Shares of Inovio Pharmaceuticals (NASDAQ:INO) declined on Friday after investment bank Stifel cut its rating on the biotech stock. 

So what

Stifel analyst Stephen Willey reduced his rating on Inovio's shares from buy to hold. Willey believes that after the stock's incredible gains in 2020 -- the stock is up a staggering 797% so far this year -- the risk-to-reward equation for investors is now "less palatable." 

A sculpture of a bull facing a sculpture of a bear.

The bears and bulls are battling over Inovio's shares. Image source: Getty Images.

Although Willey did raise his target price for Inovio's stock from $19 to $24, his new price forecast represents potential downside of 20% based on Inovio's closing price of $29.98 on Friday.

"While acknowledging peer COVID-19 vaccine company valuations would suggest we're potentially leaving significant upside on the table, should promising immunogenicity data (i.e. robust neutralizing antibody response) and a large government-written check subsequently materialize, we also believe any potential downside risk in the absence of the aforementioned events occurring is equally significant," Willey said. 

Now what

Not all analysts are bearish on Inovio's stock, however. On the same day that Willey cut his rating to hold, Cantor Fitzgerald analyst Charles Duncan reiterated his "overweight" rating on Inovio's shares and boosted his target price from $17 to $45. After studying the company's clinical programs and meeting with management, Duncan came away with a more bullish view of Inovio's vaccine development potential. 

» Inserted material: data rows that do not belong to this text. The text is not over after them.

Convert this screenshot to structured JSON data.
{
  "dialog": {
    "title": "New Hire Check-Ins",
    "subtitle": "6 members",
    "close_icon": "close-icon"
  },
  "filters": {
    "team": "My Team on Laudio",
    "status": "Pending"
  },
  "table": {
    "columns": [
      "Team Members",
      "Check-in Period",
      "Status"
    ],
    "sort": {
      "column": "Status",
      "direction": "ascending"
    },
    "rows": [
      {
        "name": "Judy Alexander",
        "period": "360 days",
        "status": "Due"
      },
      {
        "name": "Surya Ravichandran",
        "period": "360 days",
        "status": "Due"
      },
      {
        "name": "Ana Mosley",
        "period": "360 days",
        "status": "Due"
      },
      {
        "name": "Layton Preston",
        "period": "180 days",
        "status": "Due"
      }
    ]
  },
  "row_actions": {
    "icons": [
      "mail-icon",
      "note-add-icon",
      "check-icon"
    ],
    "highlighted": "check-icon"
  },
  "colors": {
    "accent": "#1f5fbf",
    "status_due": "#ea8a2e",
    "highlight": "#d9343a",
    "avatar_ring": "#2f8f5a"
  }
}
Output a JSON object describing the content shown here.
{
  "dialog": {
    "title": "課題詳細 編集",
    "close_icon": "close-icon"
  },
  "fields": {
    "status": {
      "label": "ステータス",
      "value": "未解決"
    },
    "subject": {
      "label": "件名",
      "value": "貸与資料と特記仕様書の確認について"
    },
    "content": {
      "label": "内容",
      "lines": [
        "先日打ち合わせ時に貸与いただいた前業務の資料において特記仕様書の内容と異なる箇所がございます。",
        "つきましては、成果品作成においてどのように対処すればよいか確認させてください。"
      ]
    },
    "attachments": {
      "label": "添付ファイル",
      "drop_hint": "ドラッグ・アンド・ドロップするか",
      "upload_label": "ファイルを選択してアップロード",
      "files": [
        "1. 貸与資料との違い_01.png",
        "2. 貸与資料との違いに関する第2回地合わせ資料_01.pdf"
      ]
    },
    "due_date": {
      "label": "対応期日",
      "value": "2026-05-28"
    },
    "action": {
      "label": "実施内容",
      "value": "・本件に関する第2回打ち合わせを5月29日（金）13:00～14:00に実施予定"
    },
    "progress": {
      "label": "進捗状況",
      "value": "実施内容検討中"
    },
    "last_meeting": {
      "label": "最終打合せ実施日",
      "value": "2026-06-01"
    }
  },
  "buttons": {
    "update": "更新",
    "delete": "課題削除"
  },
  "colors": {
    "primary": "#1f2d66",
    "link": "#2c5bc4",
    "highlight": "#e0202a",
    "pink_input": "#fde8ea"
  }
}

As is often the case with early-stage biotech companies, analysts can have far different views. Ultimately, investors will need to decide for themselves whether they're bullish or bearish on Inovio's future prospects.